Write out each record below, word for word.

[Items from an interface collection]
═══

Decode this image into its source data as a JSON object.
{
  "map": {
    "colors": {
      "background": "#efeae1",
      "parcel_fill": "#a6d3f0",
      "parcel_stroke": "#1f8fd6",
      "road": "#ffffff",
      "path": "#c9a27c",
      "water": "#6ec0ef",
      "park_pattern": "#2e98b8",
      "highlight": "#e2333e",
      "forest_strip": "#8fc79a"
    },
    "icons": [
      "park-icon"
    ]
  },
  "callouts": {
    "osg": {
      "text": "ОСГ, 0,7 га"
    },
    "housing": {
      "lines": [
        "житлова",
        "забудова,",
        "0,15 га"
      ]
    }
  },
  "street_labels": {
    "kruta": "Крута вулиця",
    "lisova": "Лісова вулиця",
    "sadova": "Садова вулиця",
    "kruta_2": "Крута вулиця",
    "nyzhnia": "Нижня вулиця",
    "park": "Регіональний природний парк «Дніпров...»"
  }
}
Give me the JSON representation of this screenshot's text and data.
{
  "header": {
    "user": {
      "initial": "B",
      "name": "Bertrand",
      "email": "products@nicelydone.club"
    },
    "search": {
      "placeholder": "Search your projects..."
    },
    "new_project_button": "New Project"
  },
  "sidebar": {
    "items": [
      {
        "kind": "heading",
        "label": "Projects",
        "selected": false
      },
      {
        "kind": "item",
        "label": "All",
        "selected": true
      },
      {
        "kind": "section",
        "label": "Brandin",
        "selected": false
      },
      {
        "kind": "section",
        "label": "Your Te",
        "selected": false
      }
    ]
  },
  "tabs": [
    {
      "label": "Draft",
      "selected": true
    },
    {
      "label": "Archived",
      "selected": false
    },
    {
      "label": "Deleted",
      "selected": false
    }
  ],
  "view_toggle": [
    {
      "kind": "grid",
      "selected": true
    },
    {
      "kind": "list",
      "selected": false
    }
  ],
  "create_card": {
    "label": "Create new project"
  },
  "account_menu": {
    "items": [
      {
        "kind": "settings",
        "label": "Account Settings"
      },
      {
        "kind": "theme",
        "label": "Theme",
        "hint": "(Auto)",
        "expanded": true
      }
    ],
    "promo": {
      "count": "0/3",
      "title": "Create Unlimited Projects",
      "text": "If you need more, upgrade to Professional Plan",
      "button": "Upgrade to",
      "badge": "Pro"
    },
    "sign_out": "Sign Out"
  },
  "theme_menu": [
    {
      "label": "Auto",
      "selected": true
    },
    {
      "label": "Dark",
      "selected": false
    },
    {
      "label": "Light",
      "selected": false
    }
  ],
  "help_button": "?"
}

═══

> **Response area**:
Decode this image into its source data as a JSON object.
{
  "map": {
    "colors": {
      "background": "#efeae1",
      "parcel_fill": "#a6d3f0",
      "parcel_stroke": "#1f8fd6",
      "road": "#ffffff",
      "path": "#c9a27c",
      "water": "#6ec0ef",
      "park_pattern": "#2e98b8",
      "highlight": "#e2333e",
      "forest_strip": "#8fc79a"
    },
    "icons": [
      "park-icon"
    ]
  },
  "callouts": {
    "osg": {
      "text": "ОСГ, 0,7 га"
    },
    "housing": {
      "lines": [
        "житлова",
        "забудова,",
        "0,15 га"
      ]
    }
  },
  "street_labels": {
    "kruta": "Крута вулиця",
    "lisova": "Лісова вулиця",
    "sadova": "Садова вулиця",
    "kruta_2": "Крута вулиця",
    "nyzhnia": "Нижня вулиця",
    "park": "Регіональний природний парк «Дніпров...»"
  }
}
Give me the JSON representation of this screenshot's text and data.
{
  "header": {
    "user": {
      "initial": "B",
      "name": "Bertrand",
      "email": "products@nicelydone.club"
    },
    "search": {
      "placeholder": "Search your projects..."
    },
    "new_project_button": "New Project"
  },
  "sidebar": {
    "items": [
      {
        "kind": "heading",
        "label": "Projects",
        "selected": false
      },
      {
        "kind": "item",
        "label": "All",
        "selected": true
      },
      {
        "kind": "section",
        "label": "Brandin",
        "selected": false
      },
      {
        "kind": "section",
        "label": "Your Te",
        "selected": false
      }
    ]
  },
  "tabs": [
    {
      "label": "Draft",
      "selected": true
    },
    {
      "label": "Archived",
      "selected": false
    },
    {
      "label": "Deleted",
      "selected": false
    }
  ],
  "view_toggle": [
    {
      "kind": "grid",
      "selected": true
    },
    {
      "kind": "list",
      "selected": false
    }
  ],
  "create_card": {
    "label": "Create new project"
  },
  "account_menu": {
    "items": [
      {
        "kind": "settings",
        "label": "Account Settings"
      },
      {
        "kind": "theme",
        "label": "Theme",
        "hint": "(Auto)",
        "expanded": true
      }
    ],
    "promo": {
      "count": "0/3",
      "title": "Create Unlimited Projects",
      "text": "If you need more, upgrade to Professional Plan",
      "button": "Upgrade to",
      "badge": "Pro"
    },
    "sign_out": "Sign Out"
  },
  "theme_menu": [
    {
      "label": "Auto",
      "selected": true
    },
    {
      "label": "Dark",
      "selected": false
    },
    {
      "label": "Light",
      "selected": false
    }
  ],
  "help_button": "?"
}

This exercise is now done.